A woman in headphones speaks to a person off camera during a radio show.

Carmen Reinhart, an expert on financial crises, speaks to the St. Louis Federal Reserve.
Photo courtesy of St. Louis Federal Reserve

March is Women’s History Month and we often use it to highlight important historical figures like Susan B. Anthony and Rosa Parks, but we shouldn’t forget that economists are making history too!

This March, why don’t you try adding a few history-making economists into the mix?

Below I offer a few simple ways to weave famous female economists into your social studies classes this month and beyond.


Anna Schwartz, monetary economist
Anna Schwartz and Milton Friedman discovered that the Federal Reserve can play a crucial role during a recession. Specifically, the Fed’s inaction at the start of the Great Depression made an already bad situation much worse. Here’s a video and additional resources on Schwartz’s life and accomplishments life and accomplishments.

Related Standards

  • HS.UH.CE.3 Explain the political, social and economic causes and effects of economic boom and bust cycles between 1877-1945.
  • HS.UH.CH.3 Analyze the impact of economic institutions, including the Federal Reserve, property rights, legal systems and corporations on the development of the United States from an agrarian to an industrial state from 1877-present.

Christina Romer, macroeconomic historian
Christina Romer made a major breakthrough in our understanding of economic indicators like gross domestic product and unemployment. She realized that faulty measurement prior to 1945 had created the illusion that the economy was growing more smoothly after 1945 than before and had attributed this improvement in economic stability to fiscal policy.

Related Standards

  • HS.UH.CE.4 Assess the health of the U.S. economy by applying the economic indicators of inflation, deflation, Gross Domestic Product (GDP) and unemployment from 1877-present.

Carmen Reinhart, international and finance economist
Carmen Reinhart is an expert on financial crises. She argues that most booms and busts follow the same pattern, starting in a financial center like the United States and spreading throughout the rest of the world economy through interest rates and commodity prices. You can mention her when you cover The Great Recession or any other business fluctuation.
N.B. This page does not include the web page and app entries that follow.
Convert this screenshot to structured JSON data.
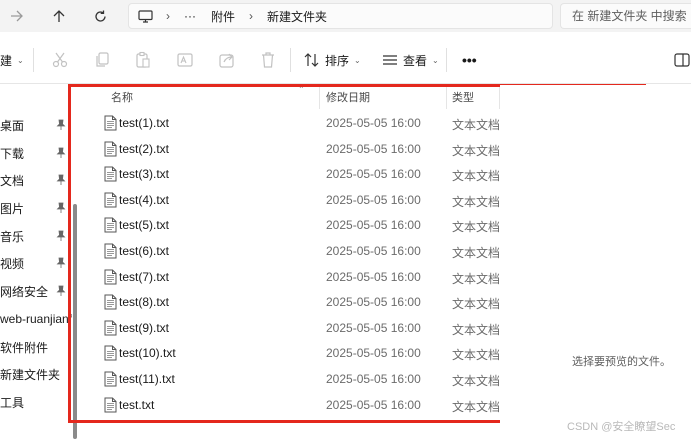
{
  "address_bar": {
    "path": [
      "···",
      "附件",
      "新建文件夹"
    ],
    "search_placeholder": "在 新建文件夹 中搜索"
  },
  "command_bar": {
    "new_label": "建",
    "sort_label": "排序",
    "view_label": "查看",
    "more_label": "•••"
  },
  "navigation": {
    "items": [
      {
        "label": "桌面",
        "pinned": true
      },
      {
        "label": "下载",
        "pinned": true
      },
      {
        "label": "文档",
        "pinned": true
      },
      {
        "label": "图片",
        "pinned": true
      },
      {
        "label": "音乐",
        "pinned": true
      },
      {
        "label": "视频",
        "pinned": true
      },
      {
        "label": "网络安全",
        "pinned": true
      },
      {
        "label": "web-ruanjianf",
        "pinned": false
      },
      {
        "label": "软件附件",
        "pinned": false
      },
      {
        "label": "新建文件夹",
        "pinned": false
      },
      {
        "label": "工具",
        "pinned": false
      }
    ]
  },
  "file_list": {
    "columns": {
      "name": "名称",
      "modified": "修改日期",
      "type": "类型"
    },
    "files": [
      {
        "name": "test(1).txt",
        "modified": "2025-05-05 16:00",
        "type": "文本文档"
      },
      {
        "name": "test(2).txt",
        "modified": "2025-05-05 16:00",
        "type": "文本文档"
      },
      {
        "name": "test(3).txt",
        "modified": "2025-05-05 16:00",
        "type": "文本文档"
      },
      {
        "name": "test(4).txt",
        "modified": "2025-05-05 16:00",
        "type": "文本文档"
      },
      {
        "name": "test(5).txt",
        "modified": "2025-05-05 16:00",
        "type": "文本文档"
      },
      {
        "name": "test(6).txt",
        "modified": "2025-05-05 16:00",
        "type": "文本文档"
      },
      {
        "name": "test(7).txt",
        "modified": "2025-05-05 16:00",
        "type": "文本文档"
      },
      {
        "name": "test(8).txt",
        "modified": "2025-05-05 16:00",
        "type": "文本文档"
      },
      {
        "name": "test(9).txt",
        "modified": "2025-05-05 16:00",
        "type": "文本文档"
      },
      {
        "name": "test(10).txt",
        "modified": "2025-05-05 16:00",
        "type": "文本文档"
      },
      {
        "name": "test(11).txt",
        "modified": "2025-05-05 16:00",
        "type": "文本文档"
      },
      {
        "name": "test.txt",
        "modified": "2025-05-05 16:00",
        "type": "文本文档"
      }
    ]
  },
  "preview": {
    "message": "选择要预览的文件。"
  },
  "watermark": "CSDN @安全瞭望Sec",
  "colors": {
    "highlight": "#e4281d",
    "background": "#ffffff",
    "toolbar_bg": "#f3f3f3"
  }
}
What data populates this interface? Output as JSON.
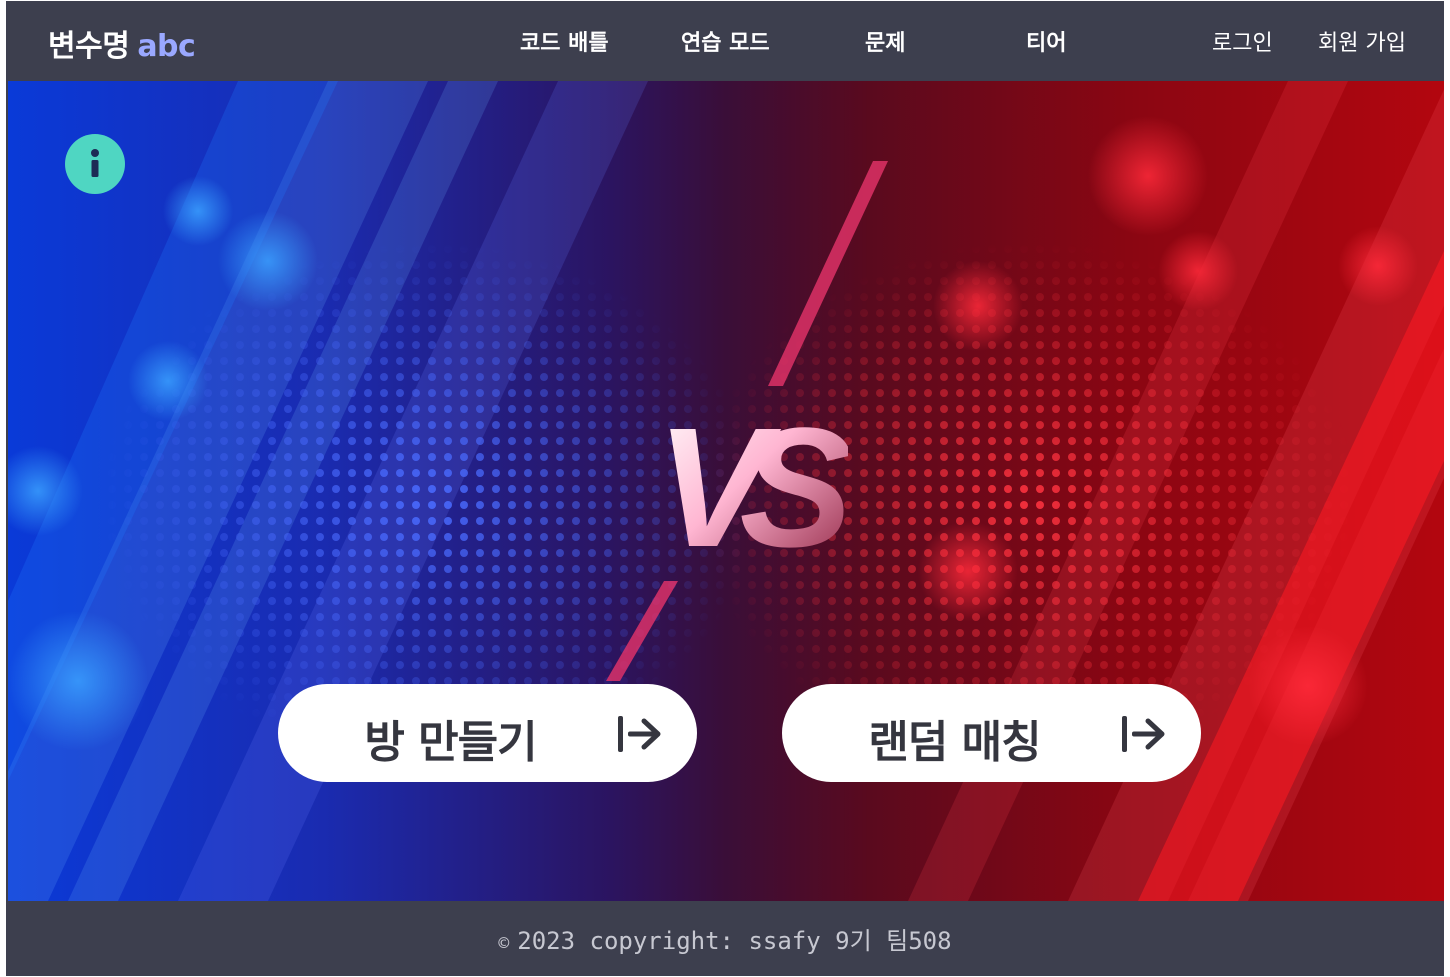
{
  "brand": {
    "name": "변수명",
    "accent": "abc"
  },
  "nav": {
    "links": [
      "코드 배틀",
      "연습 모드",
      "문제",
      "티어"
    ],
    "login": "로그인",
    "signup": "회원 가입"
  },
  "hero": {
    "vs_text": "VS",
    "info_icon": "info-icon",
    "buttons": [
      {
        "label": "방 만들기",
        "icon": "arrow-right-to-bar-icon"
      },
      {
        "label": "랜덤 매칭",
        "icon": "arrow-right-to-bar-icon"
      }
    ]
  },
  "footer": {
    "symbol": "©",
    "text": "2023 copyright: ssafy 9기 팀508"
  },
  "colors": {
    "nav_bg": "#3d3f4e",
    "accent": "#9aa8ff",
    "info_button": "#4fd6c2",
    "blue_side": "#0a3ad8",
    "red_side": "#b3060f"
  }
}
The St. Louis Federal Reserve has more episodes interviewing female economists.

Related Standards

  • HS.UH.CE.3 Explain the political, social and economic causes and effects of economic boom and bust cycles between 1877-1945.


Janet Yellen, macroeconomist
Meet Janet Yellen, the first female chair of the Federal Reserve. She’s made influential contributions to several areas of macroeconomics, but you can mention her when you’re covering the Federal Reserve, monetary policy or the Great Recession.

Related Standards

  • HS.E.MA.7 Explain how the Federal Reserve uses monetary policy to promote price stability, employment and economic growth.


Edith Penrose, industrial organization economist
Edith Penrose is not a well-known economist, but she did very important work on how a firm succeeds and grows. She was among the first to identify that economic growth is tied to ideas and that a firm’s success can be traced to its unique resources and specialties.

Related Standards

  • HS.E.ST.1 Draw conclusions regarding the effect of specialization and trade on production, distribution and consumption of goods and services for individuals, businesses and societies.
  • HS.E.ST.2 Analyze the role of comparative advantage in international trade
    of goods and services.
  • HS.E.ST.3 Explain how international economic trends and policies affect political, social and economic conditions in various nations.


Elinor Ostrom, Nobel Prize-winning Economist
Last but certainly not least, meet Elinor Ostrom. Ostrom was the first female to win the Nobel Prize in economics. Her research suggested that under certain conditions, small groups can manage scarce resources (e.g., fish, fresh water or timber) without clearly defined property rights.

Marginal Revolution University has more famous female economists on its website.

Related Standards

  • HS.G.HI.2 Analyze how cultural and economic decisions influence the characteristics of various places.

Mary Clare Peate is the director of curriculum at Marginal Revolution University (MRU). She serves on the National Association of Economic Educators’ Executive Committee and on the Journal of Economics Teaching board. Before joining MRU, she held several different education-related roles, including middle school English teacher and math textbook editor. She holds a master’s in education and a doctorate in economics.